Nonetheless, building something like Facebook using one’s own data hosting facilities is more difficult than the way it’s done now. That’s because you want to do things with data from your friends, and you may want to combine data from several friends to do things like search your friends.
One way to do this is to develop a “feed” of information about yourself that is relevant to friends, and to authorize friends to “subscribe” to this feed. Then, when you update something in your profile, your data host would notify all your friend’s data hosts about it. You need not notify all your friends, or tell them all the same thing — you might authorize closer friends to get more data than you give to distant ones. read more »
Submitted by brad on Mon, 2010-05-03 14:20.
I have written in the past about my late father’s careers most of which are documented in his memoirs and other places.
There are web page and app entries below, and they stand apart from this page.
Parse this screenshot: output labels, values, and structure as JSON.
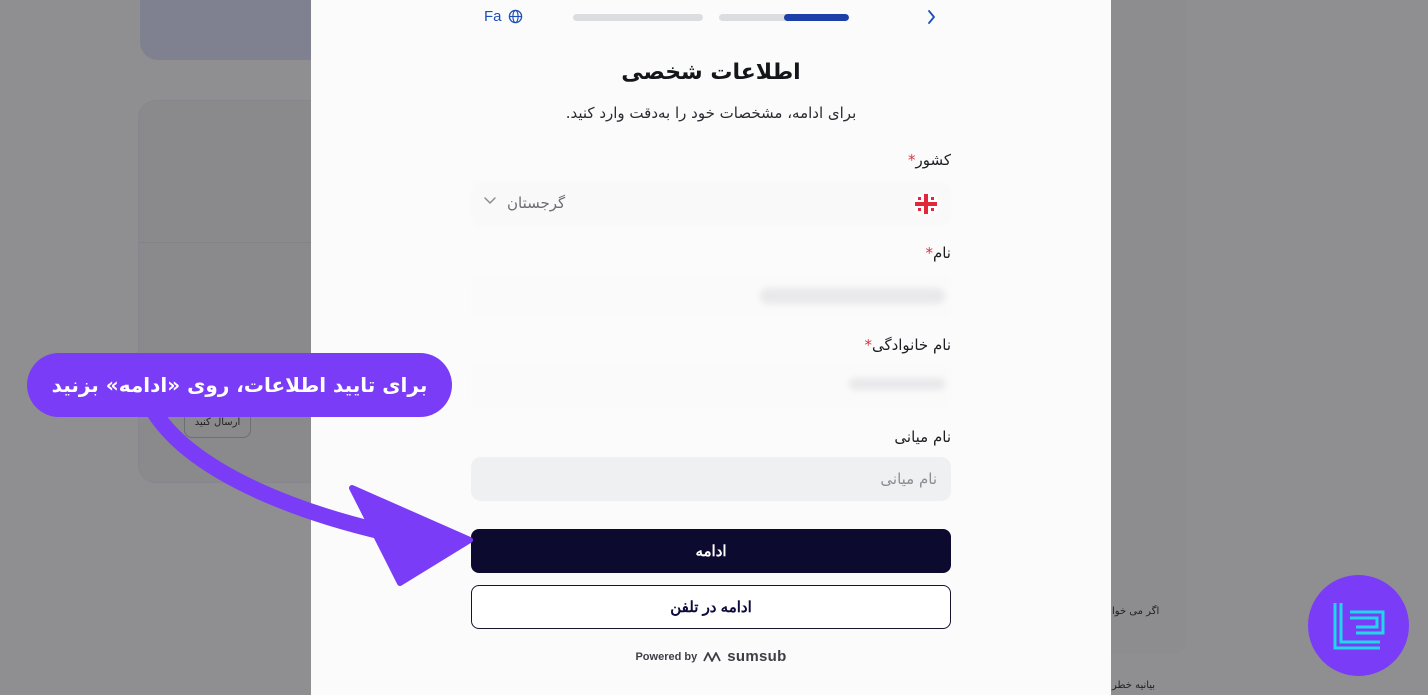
{
  "background": {
    "send_button_label": "ارسال کنید",
    "side_text": "اگر می خوا",
    "bottom_text": "بیانیه خطر"
  },
  "header": {
    "language_label": "Fa",
    "progress": [
      1.0,
      0.5
    ]
  },
  "form": {
    "title": "اطلاعات شخصی",
    "subtitle": "برای ادامه، مشخصات خود را به‌دقت وارد کنید.",
    "country_label": "کشور",
    "country_value": "گرجستان",
    "first_name_label": "نام",
    "last_name_label": "نام خانوادگی",
    "middle_name_label": "نام میانی",
    "middle_name_placeholder": "نام میانی",
    "required_mark": "*",
    "continue_label": "ادامه",
    "continue_on_phone_label": "ادامه در تلفن",
    "powered_by": "Powered by",
    "powered_brand": "sumsub"
  },
  "annotation": {
    "callout_text": "برای تایید اطلاعات، روی «ادامه» بزنید"
  },
  "colors": {
    "accent_purple": "#7a3cf7",
    "primary_button": "#0c0a2e",
    "progress_active": "#1c3fa8",
    "required": "#d7373f"
  }
}
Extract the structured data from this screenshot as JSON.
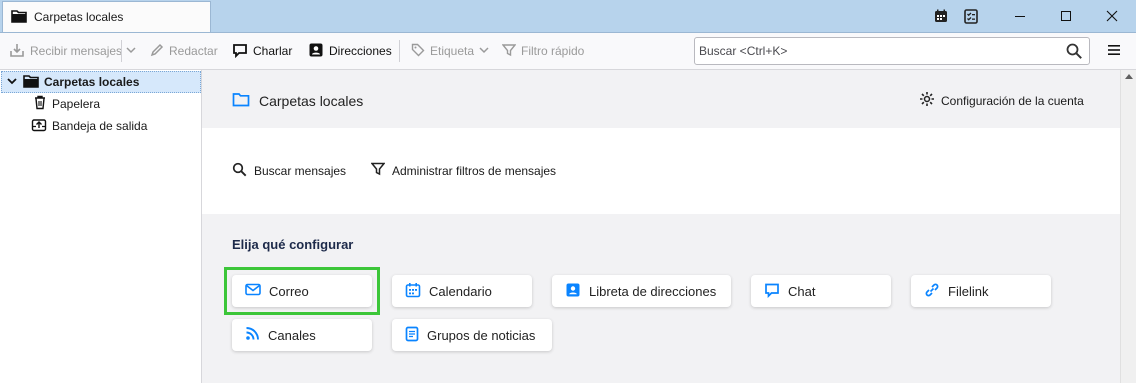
{
  "tab": {
    "title": "Carpetas locales"
  },
  "window_controls": {
    "icons": [
      "calendar-icon",
      "tasks-icon",
      "minimize-icon",
      "maximize-icon",
      "close-icon"
    ]
  },
  "toolbar": {
    "get_messages": "Recibir mensajes",
    "compose": "Redactar",
    "chat": "Charlar",
    "address_book": "Direcciones",
    "tag": "Etiqueta",
    "quick_filter": "Filtro rápido",
    "search_placeholder": "Buscar <Ctrl+K>"
  },
  "sidebar": {
    "root": "Carpetas locales",
    "items": [
      {
        "label": "Papelera",
        "icon": "trash-icon"
      },
      {
        "label": "Bandeja de salida",
        "icon": "outbox-icon"
      }
    ]
  },
  "account_header": {
    "title": "Carpetas locales",
    "settings": "Configuración de la cuenta"
  },
  "actions": {
    "search_messages": "Buscar mensajes",
    "manage_filters": "Administrar filtros de mensajes"
  },
  "setup": {
    "title": "Elija qué configurar",
    "cards": [
      {
        "label": "Correo",
        "icon": "mail-icon"
      },
      {
        "label": "Calendario",
        "icon": "calendar-icon"
      },
      {
        "label": "Libreta de direcciones",
        "icon": "address-book-icon"
      },
      {
        "label": "Chat",
        "icon": "chat-icon"
      },
      {
        "label": "Filelink",
        "icon": "link-icon"
      },
      {
        "label": "Canales",
        "icon": "rss-icon"
      },
      {
        "label": "Grupos de noticias",
        "icon": "newsgroup-icon"
      }
    ]
  },
  "colors": {
    "accent": "#0060df",
    "focus": "#3cc639",
    "titlebar": "#b7d3ec"
  }
}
In spite of being almost 60 years in the past, his religious career still gets a lot of attention, as I recently reported in the story of the strange exhibit about him in the infamous Creation Museum.
Recently, two movies have been released in which he is a character. I recently watched Billy: The Early Years which is a movie about the early life of Billy Graham told from the supposed viewpoint of my father on his deathbed. Charles Templeton and Billy Graham were best friends for many years, touring and preaching together, and the story of how my father lost his faith as he studied more while Graham grew closer to his has become a popular story in the fundamentalist community.
While it doesn’t say that it’s fictional, this movie portrays an entirely invented interview with Charles Templeton, played by Martin Landau, in a hospital bed in 2001, shortly before his death. (In reality, while he did have a few hospital trips, he spent 2001 in an Alzheimer’s care facility and was not coherent most of the time.) Fleshed out in the novelization, the interview is supposedly conducted on orders from an editor trying to find some dirty on Billy Graham. Most of the movie is flashbacks to Graham’s early days (including times before they met) and their time together preaching and discussing the truth of the Bible.
It is disturbing to watch Landau’s portrayal of my father, as well as that by Mad Men’s Krisoffer Polaha as the younger version. I’m told it is always odd to see somebody you know played by an actor, and no doubt this is true. However, more disturbing is the role they have cast him in for this allegedly true story — namely Satan. As I believe is common in movies aimed at the religious market, Graham’s story is told in what appears to be an allegory of the temptation of Christ. In the film, Graham is stalwart, but my father keeps coming to him with doubts about the bible. The lines written for the actors are based in part on his writings and in part on invention, and as such don’t sound at all like he would speak in real life, but they are there, I think, to take the role of the attempted temptation of the pure man. read more »